20 October 2023

Sharon Musson is probably not what most people think of when they hear the term “Union boss”. Sharon is a proud wife, mother and grandmother, a member of the parish at All Saints Anglican Church and with her husband Greg, involved in the Wondalga RFS.
However, the Tumut local and long-term worker at a local mill is also preparing to celebrate 5 years of service as the President of the timber workers’ union (CFMEU Manufacturing).

“A lot has changed since I started at the mill on 25 March 1997. When I started at the mill I didn’t know how to drive, I’d never had a permanent job before. In the time I have been there I have attained my Certificate 4 in Training and Assessment, I’ve become a trained first-aider, I am on the employee consultative committee, I’ve been responsible for negotiating our Agreement at work and, I have become involved in the union statewide. The work has also changed. There have also been huge improvements in technology that makes the work safer but also more complicated, you can’t just wander in off the street and run the place”.

When asked what made her put her hand up for the NSW President’s role nearly 5 years ago Sharon is clear “I have gotten so much out of this work and being a union member, I wanted to make sure that future generations of Tumutians had the same opportunities”.

“In more recent years things have been particularly rough for our members in Tumut and surrounds as we have had to deal with both the fires and then the ongoing fear about what the lost of timber supply might mean for local jobs.
"I remember during the Dunns Rd Fire patrolling our property to put out embers and worrying about Greg my husband who was on the fireground but also worrying that these embers were the trees that were meant to keep me and my workmates in jobs. Every day since I have worked to make sure that timber jobs are not only protected but grow across NSW”.
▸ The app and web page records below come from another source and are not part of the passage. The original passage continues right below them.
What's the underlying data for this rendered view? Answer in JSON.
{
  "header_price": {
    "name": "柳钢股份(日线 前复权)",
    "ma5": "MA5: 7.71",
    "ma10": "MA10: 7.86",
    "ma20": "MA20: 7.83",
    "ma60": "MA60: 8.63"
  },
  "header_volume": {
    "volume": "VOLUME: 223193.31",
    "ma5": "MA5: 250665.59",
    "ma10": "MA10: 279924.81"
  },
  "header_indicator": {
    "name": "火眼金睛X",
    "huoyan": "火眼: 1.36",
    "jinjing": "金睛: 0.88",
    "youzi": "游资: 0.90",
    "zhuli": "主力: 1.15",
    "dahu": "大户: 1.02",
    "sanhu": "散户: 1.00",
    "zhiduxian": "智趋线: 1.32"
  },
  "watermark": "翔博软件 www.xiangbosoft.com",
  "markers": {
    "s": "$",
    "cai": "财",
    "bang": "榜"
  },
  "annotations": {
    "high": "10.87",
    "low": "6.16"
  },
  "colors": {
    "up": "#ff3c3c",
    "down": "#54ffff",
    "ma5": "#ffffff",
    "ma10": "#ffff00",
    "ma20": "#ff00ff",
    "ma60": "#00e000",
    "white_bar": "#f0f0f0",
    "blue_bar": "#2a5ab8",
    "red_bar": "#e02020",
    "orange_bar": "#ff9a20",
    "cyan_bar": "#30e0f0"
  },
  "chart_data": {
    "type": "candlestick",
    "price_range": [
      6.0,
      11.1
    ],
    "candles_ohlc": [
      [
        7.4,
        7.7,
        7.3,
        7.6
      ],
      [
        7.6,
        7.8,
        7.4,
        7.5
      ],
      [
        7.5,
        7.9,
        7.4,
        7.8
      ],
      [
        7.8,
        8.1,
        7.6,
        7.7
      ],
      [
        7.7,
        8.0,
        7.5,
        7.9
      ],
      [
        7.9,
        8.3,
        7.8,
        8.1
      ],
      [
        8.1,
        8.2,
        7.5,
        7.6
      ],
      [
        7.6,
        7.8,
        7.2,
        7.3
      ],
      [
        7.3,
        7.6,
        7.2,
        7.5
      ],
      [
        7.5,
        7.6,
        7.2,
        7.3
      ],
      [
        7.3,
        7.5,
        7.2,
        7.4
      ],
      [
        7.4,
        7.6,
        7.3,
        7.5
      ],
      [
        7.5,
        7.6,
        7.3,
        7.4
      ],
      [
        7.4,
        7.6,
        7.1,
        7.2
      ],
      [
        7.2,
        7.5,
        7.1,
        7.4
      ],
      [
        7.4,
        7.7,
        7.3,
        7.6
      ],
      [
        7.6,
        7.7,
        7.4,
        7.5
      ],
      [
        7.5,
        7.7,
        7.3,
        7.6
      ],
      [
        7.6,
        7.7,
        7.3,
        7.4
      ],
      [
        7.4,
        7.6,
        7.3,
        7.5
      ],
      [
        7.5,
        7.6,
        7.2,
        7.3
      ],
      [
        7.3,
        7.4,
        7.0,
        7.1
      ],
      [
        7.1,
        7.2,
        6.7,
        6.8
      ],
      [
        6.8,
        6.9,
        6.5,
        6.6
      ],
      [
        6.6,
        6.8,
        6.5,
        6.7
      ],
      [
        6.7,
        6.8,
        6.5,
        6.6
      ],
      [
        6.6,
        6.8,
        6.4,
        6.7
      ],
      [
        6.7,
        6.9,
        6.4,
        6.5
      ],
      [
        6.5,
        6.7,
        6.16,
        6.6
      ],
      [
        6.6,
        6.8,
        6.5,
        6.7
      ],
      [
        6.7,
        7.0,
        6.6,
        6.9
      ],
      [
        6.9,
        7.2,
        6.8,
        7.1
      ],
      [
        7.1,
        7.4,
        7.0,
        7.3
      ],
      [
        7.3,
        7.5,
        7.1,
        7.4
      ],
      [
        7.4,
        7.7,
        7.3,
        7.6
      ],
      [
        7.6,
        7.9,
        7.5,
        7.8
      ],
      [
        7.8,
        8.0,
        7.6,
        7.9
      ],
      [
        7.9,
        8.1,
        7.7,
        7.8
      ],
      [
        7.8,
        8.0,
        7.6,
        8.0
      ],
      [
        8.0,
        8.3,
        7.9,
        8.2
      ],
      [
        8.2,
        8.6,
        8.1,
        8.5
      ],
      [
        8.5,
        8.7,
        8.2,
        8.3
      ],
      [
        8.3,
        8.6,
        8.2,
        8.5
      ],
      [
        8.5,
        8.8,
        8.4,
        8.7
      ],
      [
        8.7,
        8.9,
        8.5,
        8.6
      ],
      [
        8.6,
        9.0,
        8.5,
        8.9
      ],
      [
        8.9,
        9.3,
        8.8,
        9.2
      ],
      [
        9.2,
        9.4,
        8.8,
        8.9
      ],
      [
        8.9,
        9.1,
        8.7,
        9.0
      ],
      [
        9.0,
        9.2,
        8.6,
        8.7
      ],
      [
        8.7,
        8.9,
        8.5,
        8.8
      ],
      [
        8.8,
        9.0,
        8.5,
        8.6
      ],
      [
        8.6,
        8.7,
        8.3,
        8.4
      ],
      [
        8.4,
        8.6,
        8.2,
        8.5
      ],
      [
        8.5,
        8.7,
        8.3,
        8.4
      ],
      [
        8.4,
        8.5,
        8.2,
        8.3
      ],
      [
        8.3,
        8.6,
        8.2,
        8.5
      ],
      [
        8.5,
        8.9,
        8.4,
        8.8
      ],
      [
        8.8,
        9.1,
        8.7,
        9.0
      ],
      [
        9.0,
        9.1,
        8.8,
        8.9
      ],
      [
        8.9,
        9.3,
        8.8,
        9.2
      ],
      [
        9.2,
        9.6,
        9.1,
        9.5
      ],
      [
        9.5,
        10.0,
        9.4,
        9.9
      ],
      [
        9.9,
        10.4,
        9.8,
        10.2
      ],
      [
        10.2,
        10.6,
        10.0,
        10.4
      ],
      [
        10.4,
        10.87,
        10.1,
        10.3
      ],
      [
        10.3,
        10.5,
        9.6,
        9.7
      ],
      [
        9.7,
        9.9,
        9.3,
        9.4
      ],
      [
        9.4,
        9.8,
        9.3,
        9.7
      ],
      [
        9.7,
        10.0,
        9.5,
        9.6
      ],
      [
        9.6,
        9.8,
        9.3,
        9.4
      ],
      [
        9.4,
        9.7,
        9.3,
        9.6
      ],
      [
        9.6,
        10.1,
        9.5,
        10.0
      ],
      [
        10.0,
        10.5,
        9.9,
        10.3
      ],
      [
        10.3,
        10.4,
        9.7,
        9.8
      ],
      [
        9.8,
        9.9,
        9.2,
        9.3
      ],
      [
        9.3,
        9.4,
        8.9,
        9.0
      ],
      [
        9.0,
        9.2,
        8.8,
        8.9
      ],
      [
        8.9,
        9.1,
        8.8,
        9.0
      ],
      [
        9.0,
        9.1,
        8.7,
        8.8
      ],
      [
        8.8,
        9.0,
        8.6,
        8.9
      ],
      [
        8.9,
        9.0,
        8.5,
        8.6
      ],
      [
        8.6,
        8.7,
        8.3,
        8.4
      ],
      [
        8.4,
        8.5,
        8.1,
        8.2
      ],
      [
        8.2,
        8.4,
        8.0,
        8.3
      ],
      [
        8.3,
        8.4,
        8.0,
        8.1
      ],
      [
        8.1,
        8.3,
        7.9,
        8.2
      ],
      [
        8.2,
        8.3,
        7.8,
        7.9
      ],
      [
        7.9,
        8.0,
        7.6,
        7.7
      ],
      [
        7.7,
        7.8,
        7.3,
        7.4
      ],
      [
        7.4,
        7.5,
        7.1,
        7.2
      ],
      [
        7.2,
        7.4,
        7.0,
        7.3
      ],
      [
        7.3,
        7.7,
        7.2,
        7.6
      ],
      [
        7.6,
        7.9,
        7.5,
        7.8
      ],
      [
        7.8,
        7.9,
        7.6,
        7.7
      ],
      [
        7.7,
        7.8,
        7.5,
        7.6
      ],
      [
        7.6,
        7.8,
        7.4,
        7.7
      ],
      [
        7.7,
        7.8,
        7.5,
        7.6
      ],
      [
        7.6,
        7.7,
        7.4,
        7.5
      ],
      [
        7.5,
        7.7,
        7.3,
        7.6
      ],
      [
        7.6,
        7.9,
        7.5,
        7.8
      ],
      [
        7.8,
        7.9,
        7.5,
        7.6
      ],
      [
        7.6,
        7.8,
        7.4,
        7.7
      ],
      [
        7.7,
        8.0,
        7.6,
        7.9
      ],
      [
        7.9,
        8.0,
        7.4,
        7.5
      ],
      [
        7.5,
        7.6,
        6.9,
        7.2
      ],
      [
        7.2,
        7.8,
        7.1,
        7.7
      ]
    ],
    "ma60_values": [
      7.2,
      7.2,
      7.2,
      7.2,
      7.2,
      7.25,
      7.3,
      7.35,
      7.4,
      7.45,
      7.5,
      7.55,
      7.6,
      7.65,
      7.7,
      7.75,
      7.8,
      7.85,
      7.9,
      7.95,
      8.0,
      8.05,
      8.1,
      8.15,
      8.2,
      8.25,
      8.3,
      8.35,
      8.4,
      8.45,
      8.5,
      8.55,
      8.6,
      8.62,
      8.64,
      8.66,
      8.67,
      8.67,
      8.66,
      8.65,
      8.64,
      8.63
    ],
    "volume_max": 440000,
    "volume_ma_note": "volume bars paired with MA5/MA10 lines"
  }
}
“I have been really lucky to get to campaign and win on issues like protecting timber plantations from windfarms and getting subsidies for timber freight in Northern NSW after the floods but there is still plenty more to do. I am proud to serve on the partnership that the Federal Government has set up to consult with timber industry representatives but I really wish the State Government would set up something similar. Sometimes it feels like such a battle to make sure our members’ views are heard by their employers but also the government who has such control over log supply”.

We ask Sharon what the one step the government should be taking immediately to protect timber jobs is. She laughs and asks if she can say two “the first is to start planting plantations, they take a long time to grow and are central to our community being able to build houses and make furniture in the future. The second is to really listen to timber workers and make sure that when you are making decisions, you have the details from us about what they will mean for both those workers and their town”.

She said she is 100% committed to fighting for every timber job and also making sure these are good jobs that locals can raise their families relying on.
"That is a big task but with the backing of a great group of members I know we can give it a red-hot go”.